1000 infraction proceedings against member states
But Europe’s other problem is that it has not even managed to capitalise on the little progress it has made. The contribution of information and communication technology to productivity growth is half that recorded in the US because the way this technology is used and developed in some service sectors, notably finance and commerce as well as in some industrial sectors, is still inadequate. There is also a great lack of highly qualified researchers. Although the number of researchers has increased slightly from 5.4 per 1000 workers in 1999 to 5.7 in 2001, this level is clearly lower than that of the US ( 8.1 per 1000) or Japan (9.1 per 1000).
The Lisbon Strategy is been broken down into six driving principles, 117 common objectives, nine open coordinated proceedings and hundreds of reports. It is a complex and slow process which has allowed member states to get away with doing practically nothing. But Brussels bureaucracy alone is not responsible. If the Lisbon agenda eventually fails, blame will mainly lie with the member states as 40% of the EU directives adopted with reference to the Lisbon Strategy have still not been ratified by the 25 member states.
Centres of Excellence

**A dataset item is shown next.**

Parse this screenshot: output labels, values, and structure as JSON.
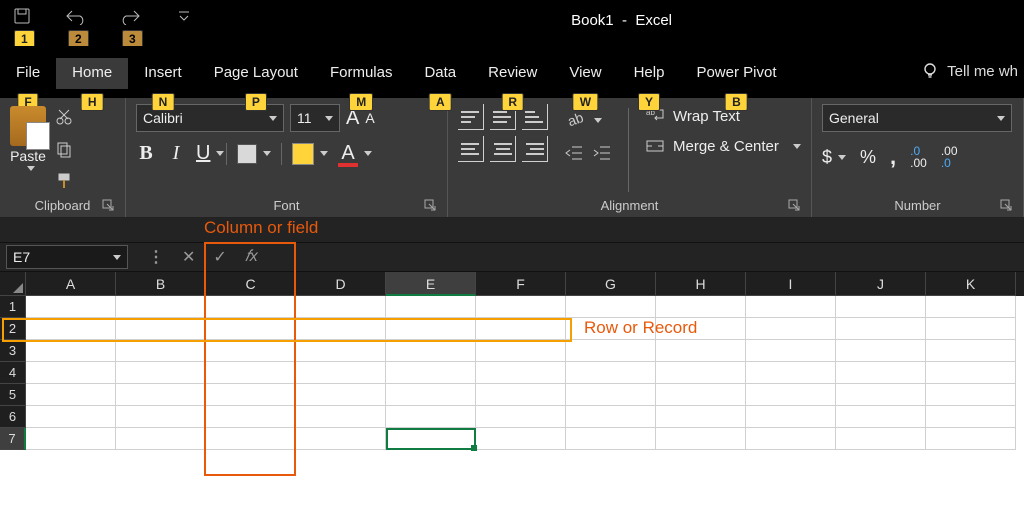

What should be done to relaunch the Lisbon Strategy? The outgoing European Commission, Wim Kok’s high-level group on the Lisbon Strategy and the new Industry Commissioner, Günter Verheugen, all agree that the cure would be national projects and European centres of excellence. This will mean more responsibility for nation states. Governments will have to present diverse and verifiable action plans with progress markers, not only on employment but also on innovation, research, education and the environment, as indicated in the binding objectives. In addition, investment will be made in a limited range of large scale programmes aimed at creating centres of excellence with sufficient funds, allowing them to obtain high levels of international visibility and to attract the best researchers from across the world.
Moreover, in order to achieve the aims of the Lisbon agenda, further investment must be made in human resources. This can be done by funding researchers and providing incentives for foreign researchers (starting with “Erasmus Mundus”), and providing special entry and residence conditions for citizens from non-EU countries who are in the EU for research purposes. Promoting human resources will also mean guaranteeing protection of intellectual property rights by finally defining the EU patent and reinforcing the connection between grass-roots public research and business. The objective? To provide incentives for the transfer of technology to industry and making intellectual property rights applicable to public research bodies and public-private partnerships.
For further information and the figures featured in this article, please see:
(2) Commission Report to the Spring European Council “Delivering Lisbon – Reforms for the enlarged Union”, Bruxelles, 20.2.2004, COM (2004) 29 final/2.
(3) Commission communication “Science and technology, the key to Europe’s future – Guidelines for future European Union policy to support research”, 16/06/2004, COM(2004)353final.